Melatonin is produced in the pineal gland of the brain and regulates circadian rhythm, or the cycle of alertness and sleepiness resulting from light changes in the environment (4,5). Melatonin production is highest when the environment is dark and decreases as the environment becomes lighter. This means that melatonin production can be hindered if light exposure is too high at night, leading to difficulty falling asleep (6). Melatonin supplements function by regulating patterns of sleepiness, although the exact role of melatonin is not known.  

Three systematic reviews with meta-analysis found that melatonin supplements lowered sleep latency (the time it takes to fall asleep) and improved sleep quality better than placebos (7). Additionally, these reviews found that melatonin supplements increased total sleep time (8), and improved sleep quality based on a sleep quality assessment, except in subjects with mental health disorders or neurodegenerative diseases (9).  

There are some concerns about potential downsides of long-term melatonin use in children (10). One study of 69 young adults with chronic sleep-onset insomnia during childhood found no differences in sleep quality between people that used melatonin for a mean of 11 years and people that did not use melatonin (11). While this finding may alleviate concerns about the safety of long-term melatonin use, it also questions the efficacy of melatonin since young adults did not experience significantly improved sleep quality in later life related to melatonin use.  

While the use of melatonin is associated with some sleep benefits more information is needed regarding the degree of benefit and potential harms. If you’re considering melatonin, it may be wise to attend to healthy sleep habits, such as limiting caffeine intake and avoiding use of electronic devices and blue light prior to sleep, and also prioritize alleviation of any feelings of despair or anxiety.   


1. Mayo Clinic Staff.
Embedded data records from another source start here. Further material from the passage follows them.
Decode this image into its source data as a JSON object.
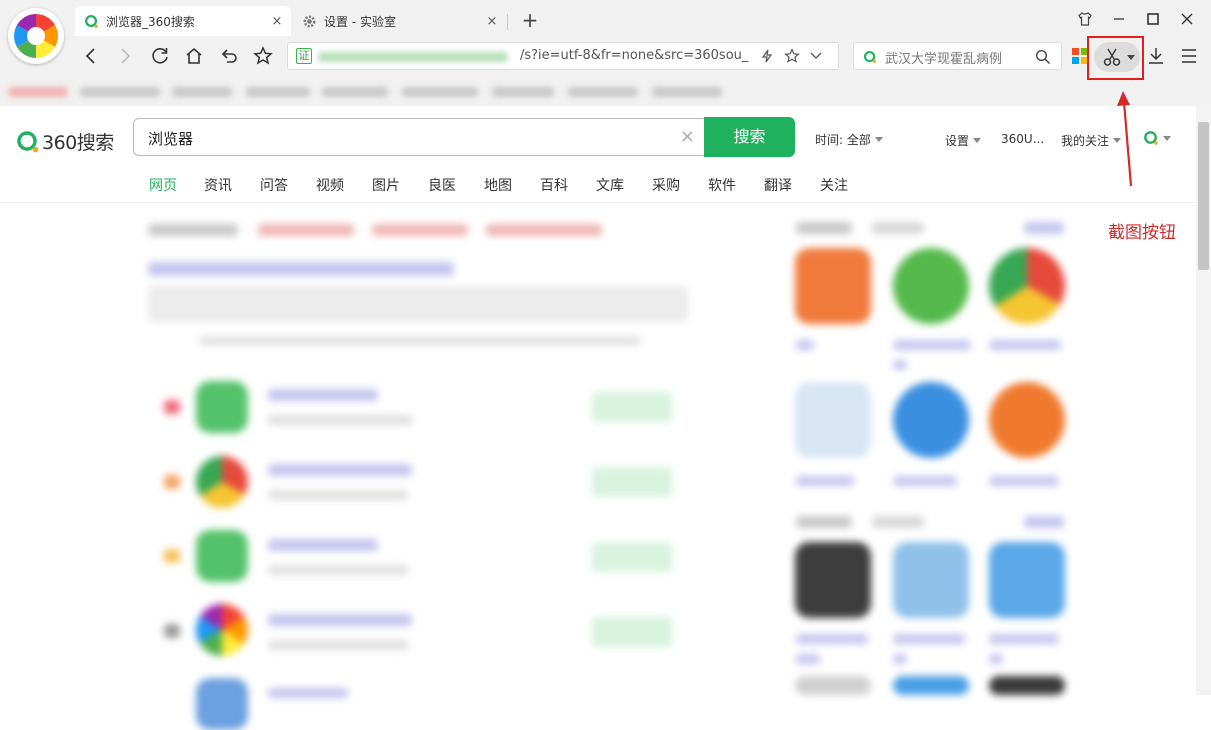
{
  "browser": {
    "tabs": [
      {
        "title": "浏览器_360搜索",
        "active": true
      },
      {
        "title": "设置 - 实验室",
        "active": false
      }
    ],
    "address_text": "/s?ie=utf-8&fr=none&src=360sou_",
    "cert_label": "证",
    "search_box_text": "武汉大学现霍乱病例",
    "close_glyph": "×",
    "newtab_glyph": "+"
  },
  "page": {
    "brand": "360搜索",
    "query": "浏览器",
    "search_button": "搜索",
    "time_filter": "时间: 全部",
    "header_links": {
      "settings": "设置",
      "user": "360U...",
      "following": "我的关注"
    },
    "vertical_tabs": [
      "网页",
      "资讯",
      "问答",
      "视频",
      "图片",
      "良医",
      "地图",
      "百科",
      "文库",
      "采购",
      "软件",
      "翻译",
      "关注"
    ],
    "active_tab": "网页"
  },
  "annotation": {
    "label": "截图按钮",
    "color": "#d42a2a"
  },
  "colors": {
    "accent_green": "#20b15e",
    "highlight_red": "#e02020"
  }
}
Prescription Sleeping Pills: What’s Right for You? Mayo Clinic.

2. Mayo Clinic Staff. Sleep Aids: Understand Options Sold Without a Prescription. Mayo Clinic.
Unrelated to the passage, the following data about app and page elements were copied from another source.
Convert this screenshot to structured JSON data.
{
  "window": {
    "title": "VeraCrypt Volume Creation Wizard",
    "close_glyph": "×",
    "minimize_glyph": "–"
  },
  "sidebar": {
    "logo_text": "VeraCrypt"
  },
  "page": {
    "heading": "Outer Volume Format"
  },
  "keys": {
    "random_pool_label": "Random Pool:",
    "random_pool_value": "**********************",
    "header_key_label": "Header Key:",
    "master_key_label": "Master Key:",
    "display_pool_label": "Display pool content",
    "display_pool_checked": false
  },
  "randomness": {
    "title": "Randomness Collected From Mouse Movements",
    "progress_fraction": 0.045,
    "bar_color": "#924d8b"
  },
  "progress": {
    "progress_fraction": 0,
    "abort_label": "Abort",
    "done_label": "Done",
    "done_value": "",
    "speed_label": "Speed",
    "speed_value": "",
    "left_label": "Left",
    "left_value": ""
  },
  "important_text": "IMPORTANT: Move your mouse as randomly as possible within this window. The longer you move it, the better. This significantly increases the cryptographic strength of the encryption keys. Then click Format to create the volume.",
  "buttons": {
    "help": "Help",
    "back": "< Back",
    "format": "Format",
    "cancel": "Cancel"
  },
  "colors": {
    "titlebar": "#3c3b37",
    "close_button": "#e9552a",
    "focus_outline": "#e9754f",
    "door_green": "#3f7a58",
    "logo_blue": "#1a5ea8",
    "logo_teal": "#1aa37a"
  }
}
3. Fliesler, Nancy. Melatonin for kids: Is it safe? Is it effective? Boston Children’s Hospital. 13 June 2022.

4. Zisapel N. New perspectives on the role of melatonin in human sleep, circadian rhythms and their regulation. Br J Pharmacol. 2018;175(16):3190-3199. doi:10.1111/bph.14116
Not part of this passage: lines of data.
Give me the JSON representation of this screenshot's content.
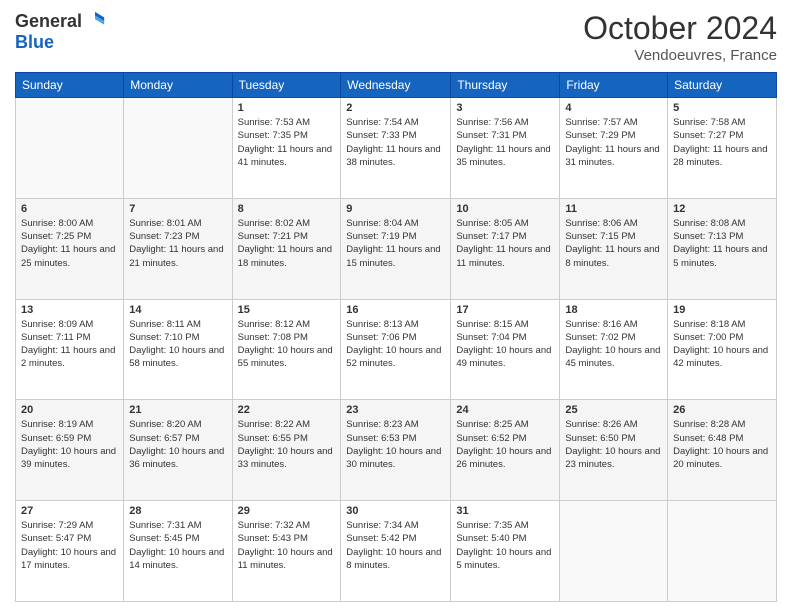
{
  "header": {
    "title": "October 2024",
    "location": "Vendoeuvres, France"
  },
  "columns": [
    "Sunday",
    "Monday",
    "Tuesday",
    "Wednesday",
    "Thursday",
    "Friday",
    "Saturday"
  ],
  "weeks": [
    [
      {
        "day": "",
        "sunrise": "",
        "sunset": "",
        "daylight": ""
      },
      {
        "day": "",
        "sunrise": "",
        "sunset": "",
        "daylight": ""
      },
      {
        "day": "1",
        "sunrise": "Sunrise: 7:53 AM",
        "sunset": "Sunset: 7:35 PM",
        "daylight": "Daylight: 11 hours and 41 minutes."
      },
      {
        "day": "2",
        "sunrise": "Sunrise: 7:54 AM",
        "sunset": "Sunset: 7:33 PM",
        "daylight": "Daylight: 11 hours and 38 minutes."
      },
      {
        "day": "3",
        "sunrise": "Sunrise: 7:56 AM",
        "sunset": "Sunset: 7:31 PM",
        "daylight": "Daylight: 11 hours and 35 minutes."
      },
      {
        "day": "4",
        "sunrise": "Sunrise: 7:57 AM",
        "sunset": "Sunset: 7:29 PM",
        "daylight": "Daylight: 11 hours and 31 minutes."
      },
      {
        "day": "5",
        "sunrise": "Sunrise: 7:58 AM",
        "sunset": "Sunset: 7:27 PM",
        "daylight": "Daylight: 11 hours and 28 minutes."
      }
    ],
    [
      {
        "day": "6",
        "sunrise": "Sunrise: 8:00 AM",
        "sunset": "Sunset: 7:25 PM",
        "daylight": "Daylight: 11 hours and 25 minutes."
      },
      {
        "day": "7",
        "sunrise": "Sunrise: 8:01 AM",
        "sunset": "Sunset: 7:23 PM",
        "daylight": "Daylight: 11 hours and 21 minutes."
      },
      {
        "day": "8",
        "sunrise": "Sunrise: 8:02 AM",
        "sunset": "Sunset: 7:21 PM",
        "daylight": "Daylight: 11 hours and 18 minutes."
      },
      {
        "day": "9",
        "sunrise": "Sunrise: 8:04 AM",
        "sunset": "Sunset: 7:19 PM",
        "daylight": "Daylight: 11 hours and 15 minutes."
      },
      {
        "day": "10",
        "sunrise": "Sunrise: 8:05 AM",
        "sunset": "Sunset: 7:17 PM",
        "daylight": "Daylight: 11 hours and 11 minutes."
      },
      {
        "day": "11",
        "sunrise": "Sunrise: 8:06 AM",
        "sunset": "Sunset: 7:15 PM",
        "daylight": "Daylight: 11 hours and 8 minutes."
      },
      {
        "day": "12",
        "sunrise": "Sunrise: 8:08 AM",
        "sunset": "Sunset: 7:13 PM",
        "daylight": "Daylight: 11 hours and 5 minutes."
      }
    ],
    [
      {
        "day": "13",
        "sunrise": "Sunrise: 8:09 AM",
        "sunset": "Sunset: 7:11 PM",
        "daylight": "Daylight: 11 hours and 2 minutes."
      },
      {
        "day": "14",
        "sunrise": "Sunrise: 8:11 AM",
        "sunset": "Sunset: 7:10 PM",
        "daylight": "Daylight: 10 hours and 58 minutes."
      },
      {
        "day": "15",
        "sunrise": "Sunrise: 8:12 AM",
        "sunset": "Sunset: 7:08 PM",
        "daylight": "Daylight: 10 hours and 55 minutes."
      },
      {
        "day": "16",
        "sunrise": "Sunrise: 8:13 AM",
        "sunset": "Sunset: 7:06 PM",
        "daylight": "Daylight: 10 hours and 52 minutes."
      },
      {
        "day": "17",
        "sunrise": "Sunrise: 8:15 AM",
        "sunset": "Sunset: 7:04 PM",
        "daylight": "Daylight: 10 hours and 49 minutes."
      },
      {
        "day": "18",
        "sunrise": "Sunrise: 8:16 AM",
        "sunset": "Sunset: 7:02 PM",
        "daylight": "Daylight: 10 hours and 45 minutes."
      },
      {
        "day": "19",
        "sunrise": "Sunrise: 8:18 AM",
        "sunset": "Sunset: 7:00 PM",
        "daylight": "Daylight: 10 hours and 42 minutes."
      }
    ],
    [
      {
        "day": "20",
        "sunrise": "Sunrise: 8:19 AM",
        "sunset": "Sunset: 6:59 PM",
        "daylight": "Daylight: 10 hours and 39 minutes."
      },
      {
        "day": "21",
        "sunrise": "Sunrise: 8:20 AM",
        "sunset": "Sunset: 6:57 PM",
        "daylight": "Daylight: 10 hours and 36 minutes."
      },
      {
        "day": "22",
        "sunrise": "Sunrise: 8:22 AM",
        "sunset": "Sunset: 6:55 PM",
        "daylight": "Daylight: 10 hours and 33 minutes."
      },
      {
        "day": "23",
        "sunrise": "Sunrise: 8:23 AM",
        "sunset": "Sunset: 6:53 PM",
        "daylight": "Daylight: 10 hours and 30 minutes."
      },
      {
        "day": "24",
        "sunrise": "Sunrise: 8:25 AM",
        "sunset": "Sunset: 6:52 PM",
        "daylight": "Daylight: 10 hours and 26 minutes."
      },
      {
        "day": "25",
        "sunrise": "Sunrise: 8:26 AM",
        "sunset": "Sunset: 6:50 PM",
        "daylight": "Daylight: 10 hours and 23 minutes."
      },
      {
        "day": "26",
        "sunrise": "Sunrise: 8:28 AM",
        "sunset": "Sunset: 6:48 PM",
        "daylight": "Daylight: 10 hours and 20 minutes."
      }
    ],
    [
      {
        "day": "27",
        "sunrise": "Sunrise: 7:29 AM",
        "sunset": "Sunset: 5:47 PM",
        "daylight": "Daylight: 10 hours and 17 minutes."
      },
      {
        "day": "28",
        "sunrise": "Sunrise: 7:31 AM",
        "sunset": "Sunset: 5:45 PM",
        "daylight": "Daylight: 10 hours and 14 minutes."
      },
      {
        "day": "29",
        "sunrise": "Sunrise: 7:32 AM",
        "sunset": "Sunset: 5:43 PM",
        "daylight": "Daylight: 10 hours and 11 minutes."
      },
      {
        "day": "30",
        "sunrise": "Sunrise: 7:34 AM",
        "sunset": "Sunset: 5:42 PM",
        "daylight": "Daylight: 10 hours and 8 minutes."
      },
      {
        "day": "31",
        "sunrise": "Sunrise: 7:35 AM",
        "sunset": "Sunset: 5:40 PM",
        "daylight": "Daylight: 10 hours and 5 minutes."
      },
      {
        "day": "",
        "sunrise": "",
        "sunset": "",
        "daylight": ""
      },
      {
        "day": "",
        "sunrise": "",
        "sunset": "",
        "daylight": ""
      }
    ]
  ]
}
5. Reddy S, Reddy V, Sharma S. Physiology, Circadian Rhythm. [Updated 2023 May 1]. In: StatPearls [Internet]. Treasure Island (FL): StatPearls Publishing; 2023 Jan-. Available from:

6. Melatonin: What You Need to Know. National Center for Complementary and Integrative Health.

7. Li T, Jiang S, Han M, et al. Exogenous melatonin as a treatment for secondary sleep disorders: A systematic review and meta-analysis. Front Neuroendocrinol. 2019;52:22-28. doi:10.1016/j.yfrne.2018.06.004

8. Chan V, Lo K. Efficacy of dietary supplements on improving sleep quality: a systematic review and meta-analysis. Postgrad Med J. 2022;98(1158):285-293. doi:10.1136/postgradmedj-2020-139319

9. Fatemeh G, Sajjad M, Niloufar R, Neda S, Leila S, Khadijeh M. Effect of melatonin supplementation on sleep quality: a systematic review and meta-analysis of randomized controlled trials. J Neurol. 2022;269(1):205-216. doi:10.1007/s00415-020-10381-w

10. Van de Walle, Gavin. “What does melatonin do, and how does it work?” Healthline. January 13, 2023.

11. Zwart TC, Smits MG, Egberts TCG, Rademaker CMA, van Geijlswijk IM. Long-Term Melatonin Therapy for Adolescents and Young Adults with Chronic Sleep Onset Insomnia and Late Melatonin Onset: Evaluation of Sleep Quality, Chronotype, and Lifestyle Factors Compared to Age-Related Randomly Selected Population Cohorts. Healthcare (Basel). 2018;6(1):23. Published 2018 Mar 2. doi:10.3390/healthcare6010023